What is the Bible? [False ideas Christians believe about…the Bible. Part 2]

5 Mar

What is the Bible?

“Well, that’s obvious, Joel,” you might say, “the Bible is the Word of God.” 

Yes, that is the obvious answer, but it is not enough.  It is true that the Bible is the Word of God, but it also needs some explanation that we don’t normally think about.  As we saw in part 1 of this series fact-checking our beliefs about the Bible, there is another Word of God more ancient than the Bible. So how is the Bible also the Word of God?

Let me illustrate by asking another question: Where did the Bible come from?  Did it just drop out of sky, like a miraculous gift from God?

We Christians do not believe anything like that.  We have a very different belief about the Bible.  What is the Bible?

The Bible is actually not one book.  It is a library of books, written over a long period of time by many different people, all inspired by God. 

We Protestants believe that there are 66 books in the library we call the Bible, and those books were written by about 40 different people, over a period of what might be 1400 years. 

That’s quite a different image than a book just dropping out of the sky.  We do, however, believe God was very much involved.  Those human authors were inspired by God.  So what does it mean that they were inspired by God? 

Let’s look at some passages from the Bible that talk about this.

In 2 Peter 1:19-21, we read “Men spoke from God, as they were carried along by the Holy Spirit.”  So the writing of the Bible was not a human-only thing.  And it was also not a God-only creation. In the original language the word “carried along” is another one of those word pictures: the biblical writers were moved just like wind filling a sail.

This concept is very much reflected in 2 Timothy 3:16 where the Apostle Paul writes, “All Scripture is God-breathed.”

These two verses describe the miraculous and mysterious process of inspiration.  It is a process where we believe that God was at work, communicating along with the unique perspectives, skills, experiences, languages and customs of the human writers.  This is very different from saying that a writer of songs was inspired.  Right now, for example, my favorite song is “No Longer Slaves.” I find it to be powerful, and I want to listen to it every day, multiple times each day.  I would say the writers of the song are inspired! But they are not inspired like the Bible is inspired.  We Christians believe that the Bible is unique in that God was involved in helping the human writers as they wrote.  He didn’t overpower them to the point where they became robots, shutting off their minds.  He worked with them.  It was a wonderful combination of creator and created working together to create something new. 
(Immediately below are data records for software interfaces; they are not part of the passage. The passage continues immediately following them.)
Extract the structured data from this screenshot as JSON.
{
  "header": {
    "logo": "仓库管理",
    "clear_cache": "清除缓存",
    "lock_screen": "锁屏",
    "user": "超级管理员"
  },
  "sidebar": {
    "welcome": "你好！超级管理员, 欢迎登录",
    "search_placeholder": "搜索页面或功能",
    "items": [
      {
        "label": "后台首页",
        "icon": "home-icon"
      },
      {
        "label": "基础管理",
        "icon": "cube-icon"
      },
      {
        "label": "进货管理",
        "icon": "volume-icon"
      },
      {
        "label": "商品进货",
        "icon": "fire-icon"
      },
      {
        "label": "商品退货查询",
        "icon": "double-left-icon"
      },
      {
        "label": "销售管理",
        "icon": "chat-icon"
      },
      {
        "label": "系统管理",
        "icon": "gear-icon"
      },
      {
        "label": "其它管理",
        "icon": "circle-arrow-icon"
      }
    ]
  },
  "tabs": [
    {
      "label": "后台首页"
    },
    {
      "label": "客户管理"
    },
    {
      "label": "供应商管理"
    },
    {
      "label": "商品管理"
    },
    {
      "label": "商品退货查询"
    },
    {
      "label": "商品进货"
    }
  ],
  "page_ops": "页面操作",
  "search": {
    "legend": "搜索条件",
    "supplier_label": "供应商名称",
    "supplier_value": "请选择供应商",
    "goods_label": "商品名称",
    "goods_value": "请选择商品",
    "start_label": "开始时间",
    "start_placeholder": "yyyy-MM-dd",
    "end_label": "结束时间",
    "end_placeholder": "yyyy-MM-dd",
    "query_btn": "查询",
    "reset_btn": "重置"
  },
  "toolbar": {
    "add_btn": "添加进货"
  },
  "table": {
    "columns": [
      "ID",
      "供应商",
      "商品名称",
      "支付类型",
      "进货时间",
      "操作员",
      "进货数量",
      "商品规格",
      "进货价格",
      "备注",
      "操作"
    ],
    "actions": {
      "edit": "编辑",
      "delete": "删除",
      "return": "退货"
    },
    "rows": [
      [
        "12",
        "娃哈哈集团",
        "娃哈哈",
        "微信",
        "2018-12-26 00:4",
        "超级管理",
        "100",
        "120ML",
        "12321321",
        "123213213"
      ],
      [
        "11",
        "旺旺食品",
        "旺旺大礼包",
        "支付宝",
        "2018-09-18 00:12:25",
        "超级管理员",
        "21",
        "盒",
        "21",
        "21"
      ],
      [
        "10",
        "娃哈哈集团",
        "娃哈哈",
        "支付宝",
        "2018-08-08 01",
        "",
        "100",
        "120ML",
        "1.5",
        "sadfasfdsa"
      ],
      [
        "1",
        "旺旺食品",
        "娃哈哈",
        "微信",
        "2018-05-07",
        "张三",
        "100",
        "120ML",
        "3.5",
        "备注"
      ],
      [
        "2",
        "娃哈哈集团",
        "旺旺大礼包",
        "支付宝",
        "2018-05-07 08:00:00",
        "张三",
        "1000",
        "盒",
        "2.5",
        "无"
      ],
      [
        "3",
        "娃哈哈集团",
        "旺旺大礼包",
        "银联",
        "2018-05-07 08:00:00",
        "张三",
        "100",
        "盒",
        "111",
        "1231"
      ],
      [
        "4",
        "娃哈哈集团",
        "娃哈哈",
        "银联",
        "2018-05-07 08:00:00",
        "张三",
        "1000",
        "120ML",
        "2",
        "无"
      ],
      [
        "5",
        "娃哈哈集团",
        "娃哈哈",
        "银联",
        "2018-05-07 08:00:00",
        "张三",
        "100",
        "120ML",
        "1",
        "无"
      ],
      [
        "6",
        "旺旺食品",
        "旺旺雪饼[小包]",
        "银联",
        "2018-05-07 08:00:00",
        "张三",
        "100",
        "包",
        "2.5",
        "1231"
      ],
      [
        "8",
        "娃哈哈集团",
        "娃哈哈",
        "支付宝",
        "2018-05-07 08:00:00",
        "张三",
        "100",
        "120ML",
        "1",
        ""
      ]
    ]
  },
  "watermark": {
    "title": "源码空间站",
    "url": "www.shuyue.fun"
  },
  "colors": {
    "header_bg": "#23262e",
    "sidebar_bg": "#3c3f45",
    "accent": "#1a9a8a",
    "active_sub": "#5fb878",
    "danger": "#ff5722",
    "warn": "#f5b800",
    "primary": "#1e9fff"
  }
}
What we see, then, is that the Bible is a library of books, written by many different people over a period over a period of many years, inspired by God.  So when we say that the Bible is the Word of God, that’s what we mean, that God inspired human authors to write the various books.  In other words it is also very appropriate to say that the Bible is also the word of people.  Real people. 

We should never say that the Bible is only written by people, and we should never say that it is only written by God.  That’s why we fact-check the statement, “the Bible is the Word of God,” because there is more to the story…people were involved. And one of the most important ways that the human writers included their own personalities and interests was something called genre. We’ll look at how important genre is next in part 3.

One Response to “What is the Bible? [False ideas Christians believe about…the Bible. Part 2]”

Trackbacks/Pingbacks

  1. How genre is vital to the Bible [False ideas Christians believe about…the Bible. Part 3] | Let's Talk About Sunday - March 6, 2019

    […] goes back to what we already said when we discussed inspiration: the author of each books in the Bible is actually two authors, a combination of God and humans.  […]

Leave a Reply

Fill in your details below or click an icon to log in:

WordPress.com Logo

You are commenting using your WordPress.com account. Log Out /  Change )

Google photo

You are commenting using your Google account. Log Out /  Change )

Twitter picture

You are commenting using your Twitter account. Log Out /  Change )

Facebook photo

You are commenting using your Facebook account. Log Out /  Change )

Connecting to %s

%d bloggers like this: